Task prompt: Could you give the entries back exactly as they stand, minus any pictures?

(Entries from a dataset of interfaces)
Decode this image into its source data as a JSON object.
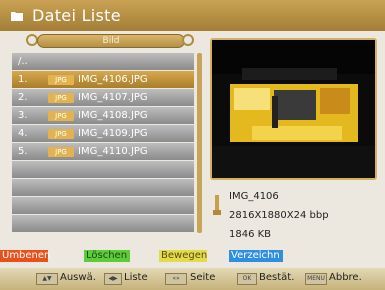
{
  "window": {
    "title": "Datei Liste"
  },
  "category": {
    "label": "Bild"
  },
  "file_list": {
    "parent": "/..",
    "rows": [
      {
        "num": "1.",
        "badge": "JPG",
        "name": "IMG_4106.JPG",
        "selected": true
      },
      {
        "num": "2.",
        "badge": "JPG",
        "name": "IMG_4107.JPG"
      },
      {
        "num": "3.",
        "badge": "JPG",
        "name": "IMG_4108.JPG"
      },
      {
        "num": "4.",
        "badge": "JPG",
        "name": "IMG_4109.JPG"
      },
      {
        "num": "5.",
        "badge": "JPG",
        "name": "IMG_4110.JPG"
      }
    ]
  },
  "info": {
    "name": "IMG_4106",
    "dimensions": "2816X1880X24 bbp",
    "size": "1846 KB"
  },
  "function_buttons": {
    "red": "Umbenen",
    "green": "Löschen",
    "yellow": "Bewegen",
    "blue": "Verzeichn"
  },
  "hints": {
    "select": "Auswä.",
    "list": "Liste",
    "page": "Seite",
    "confirm": "Bestät.",
    "cancel": "Abbre."
  },
  "keys": {
    "updown": "▲▼",
    "leftright": "◀▶",
    "page": "«»",
    "ok": "OK",
    "menu": "MENU"
  },
  "colors": {
    "header": "#b68f44",
    "selected_row": "#c8973d",
    "red": "#e8501c",
    "green": "#5ecb3a",
    "yellow": "#e3dc4a",
    "blue": "#2e8fe0"
  }
}
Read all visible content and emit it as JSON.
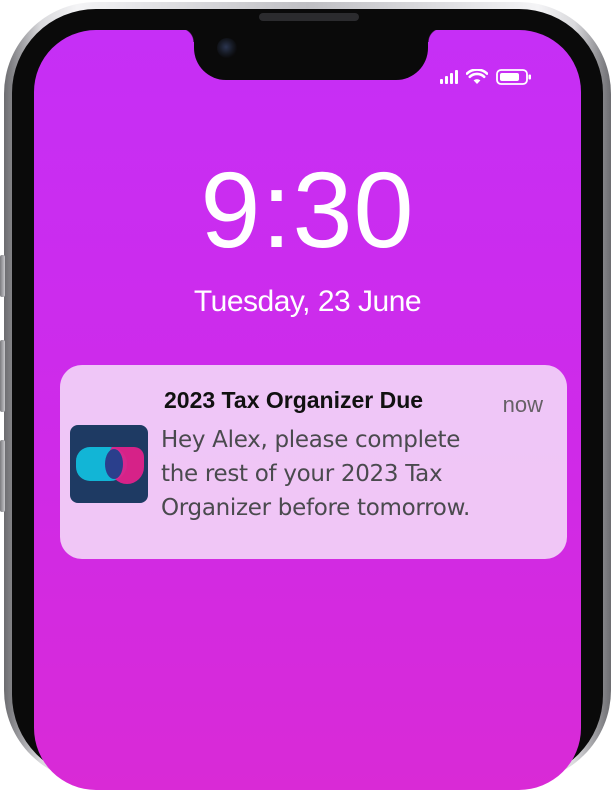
{
  "lock_screen": {
    "time": "9:30",
    "date": "Tuesday, 23 June"
  },
  "status_bar": {
    "signal_icon": "cellular-signal-icon",
    "wifi_icon": "wifi-icon",
    "battery_icon": "battery-icon"
  },
  "notification": {
    "title": "2023 Tax Organizer Due",
    "time": "now",
    "body": "Hey Alex, please complete the rest of your 2023 Tax Organizer before tomorrow.",
    "app_icon": "app-logo-icon"
  },
  "colors": {
    "wallpaper_top": "#c62ff6",
    "wallpaper_bottom": "#d92ad6",
    "icon_background": "#1e3a63",
    "icon_cyan": "#12b5d6",
    "icon_magenta": "#e0218a"
  }
}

Task answer:
Decode this image into its source data as a JSON object.
{
  "window": {
    "title": "Datei Liste"
  },
  "category": {
    "label": "Bild"
  },
  "file_list": {
    "parent": "/..",
    "rows": [
      {
        "num": "1.",
        "badge": "JPG",
        "name": "IMG_4106.JPG",
        "selected": true
      },
      {
        "num": "2.",
        "badge": "JPG",
        "name": "IMG_4107.JPG"
      },
      {
        "num": "3.",
        "badge": "JPG",
        "name": "IMG_4108.JPG"
      },
      {
        "num": "4.",
        "badge": "JPG",
        "name": "IMG_4109.JPG"
      },
      {
        "num": "5.",
        "badge": "JPG",
        "name": "IMG_4110.JPG"
      }
    ]
  },
  "info": {
    "name": "IMG_4106",
    "dimensions": "2816X1880X24 bbp",
    "size": "1846 KB"
  },
  "function_buttons": {
    "red": "Umbenen",
    "green": "Löschen",
    "yellow": "Bewegen",
    "blue": "Verzeichn"
  },
  "hints": {
    "select": "Auswä.",
    "list": "Liste",
    "page": "Seite",
    "confirm": "Bestät.",
    "cancel": "Abbre."
  },
  "keys": {
    "updown": "▲▼",
    "leftright": "◀▶",
    "page": "«»",
    "ok": "OK",
    "menu": "MENU"
  },
  "colors": {
    "header": "#b68f44",
    "selected_row": "#c8973d",
    "red": "#e8501c",
    "green": "#5ecb3a",
    "yellow": "#e3dc4a",
    "blue": "#2e8fe0"
  }
}
Read all visible content and emit it as JSON.
{
  "lock_screen": {
    "time": "9:30",
    "date": "Tuesday, 23 June"
  },
  "status_bar": {
    "signal_icon": "cellular-signal-icon",
    "wifi_icon": "wifi-icon",
    "battery_icon": "battery-icon"
  },
  "notification": {
    "title": "2023 Tax Organizer Due",
    "time": "now",
    "body": "Hey Alex, please complete the rest of your 2023 Tax Organizer before tomorrow.",
    "app_icon": "app-logo-icon"
  },
  "colors": {
    "wallpaper_top": "#c62ff6",
    "wallpaper_bottom": "#d92ad6",
    "icon_background": "#1e3a63",
    "icon_cyan": "#12b5d6",
    "icon_magenta": "#e0218a"
  }
}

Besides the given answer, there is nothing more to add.